While working on the bottom of the Indian Ocean off the coast of Africa, oceanologists found microbes that live in rocks at a depth of 700 meters below the bottom surface. Scientists published an article describing the findings in the scientific journal Nature.
"We have discovered an extremely small, but quite viable and active community of microbes that live in the thickness of the oceanic crust. This discovery greatly expands our understanding of how far the boundaries of the Earth's biosphere extend," the scientists write.
In the recent past, biologists assumed that life exists only on the surface of the planet, in the upper layers of water and soil, where there is enough oxygen, trace elements and nutrients. Over the past two decades, scientists have found many signs that the boundaries of the biosphere are noticeably wider.
In particular, oceanologists have found large colonies of microbes at the bottom of the Mariana Trench, as well as in the mass of terrestrial rocks that have been excavated from a depth of several kilometers. Moreover, zoologists have discovered several types of "underground" multicellular animals, including millipedes and nematode worms, which live in the lower parts of many kilometers of caves and mines.

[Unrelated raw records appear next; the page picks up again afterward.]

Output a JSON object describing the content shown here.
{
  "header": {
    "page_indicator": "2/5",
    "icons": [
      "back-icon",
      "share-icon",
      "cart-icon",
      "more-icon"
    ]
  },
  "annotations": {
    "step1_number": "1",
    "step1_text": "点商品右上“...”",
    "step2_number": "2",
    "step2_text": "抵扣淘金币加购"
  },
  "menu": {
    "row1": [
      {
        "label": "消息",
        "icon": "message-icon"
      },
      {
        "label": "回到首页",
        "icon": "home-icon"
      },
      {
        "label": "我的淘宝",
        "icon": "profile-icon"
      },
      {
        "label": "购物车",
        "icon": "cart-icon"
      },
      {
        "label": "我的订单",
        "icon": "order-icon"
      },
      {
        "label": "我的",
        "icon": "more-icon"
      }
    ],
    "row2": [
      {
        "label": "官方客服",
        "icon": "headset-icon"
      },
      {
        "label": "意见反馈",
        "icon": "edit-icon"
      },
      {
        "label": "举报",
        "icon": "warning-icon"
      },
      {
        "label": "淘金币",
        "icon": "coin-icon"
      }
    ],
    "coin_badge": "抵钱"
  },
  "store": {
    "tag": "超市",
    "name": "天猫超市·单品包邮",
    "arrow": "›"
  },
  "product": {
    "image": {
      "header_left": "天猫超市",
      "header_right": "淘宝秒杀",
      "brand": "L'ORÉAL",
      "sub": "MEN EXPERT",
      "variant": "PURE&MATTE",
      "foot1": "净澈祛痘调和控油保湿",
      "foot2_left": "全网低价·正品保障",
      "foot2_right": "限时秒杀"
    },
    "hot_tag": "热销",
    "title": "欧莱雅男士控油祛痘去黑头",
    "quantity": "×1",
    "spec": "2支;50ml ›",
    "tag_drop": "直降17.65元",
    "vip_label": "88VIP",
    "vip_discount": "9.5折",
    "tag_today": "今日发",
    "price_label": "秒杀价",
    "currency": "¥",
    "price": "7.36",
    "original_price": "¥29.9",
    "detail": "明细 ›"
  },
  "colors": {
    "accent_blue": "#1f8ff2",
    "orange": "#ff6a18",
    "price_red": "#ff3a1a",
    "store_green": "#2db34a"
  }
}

One of the most unusual features of these creatures is their very slow metabolic rate. This is due to the constant lack of nutrients. Because of this feature, such organisms are much more difficult to study, since scientists have to very accurately reproduce the conditions in which they live.
Secrets from the bottom
A group of oceanologists led by Virginia Edgecomb, professor at the Woods Hole Oceanographic Institute, has once again "expanded" the boundaries of the Earth's biosphere. Studying the rocks of the crust, mined from the slopes of the Atlantis Ridge at the bottom of the Indian Ocean in early 2016, they found an unusual ecosystem of "underground" microorganisms.
When geologists found bacteria inside samples of the continental crust, Edgecomb and her colleagues wondered if microbes could be found in its marine counterparts with slightly different mineral and chemical composition. Guided by this idea, scientists obtained several samples of the earth's crust from the bottom of the Indian Ocean, crushed them and tried to find scraps of RNA and other biomolecules.
To their great surprise, in all samples of rocks, including those mined from a depth of 700 meters from the bottom of the ocean, similar traces of microbes were found - in small but stable quantities. Having studied the structure of individual fragments of RNA, as well as fats and proteins, the scientists made a kind of "census" of these microbes.
It turned out that a full-fledged ecosystem was formed in the deep rocks of the marine earth's crust, in which both archaea and bacteria lived, which can extract energy from various inorganic compounds, and microbes that feed on ready-made organic matter. Moreover, scientists have found and even raised several types of fungi that live inside these rocks along with bacteria.
All these organisms, as Edgecombe noted, were united by the fact that they use resources very economically. They have developed a whole set of methods thanks to which you can reuse your spent protein molecules and other compounds that play an important role in the life of cells.
The study of these bacteria and fungi, according to scientists, will help not only to clarify the size of the biosphere and the total mass of all life on Earth, but also to understand where the first representatives of extraterrestrial life on the planets of the solar system and beyond can "hide".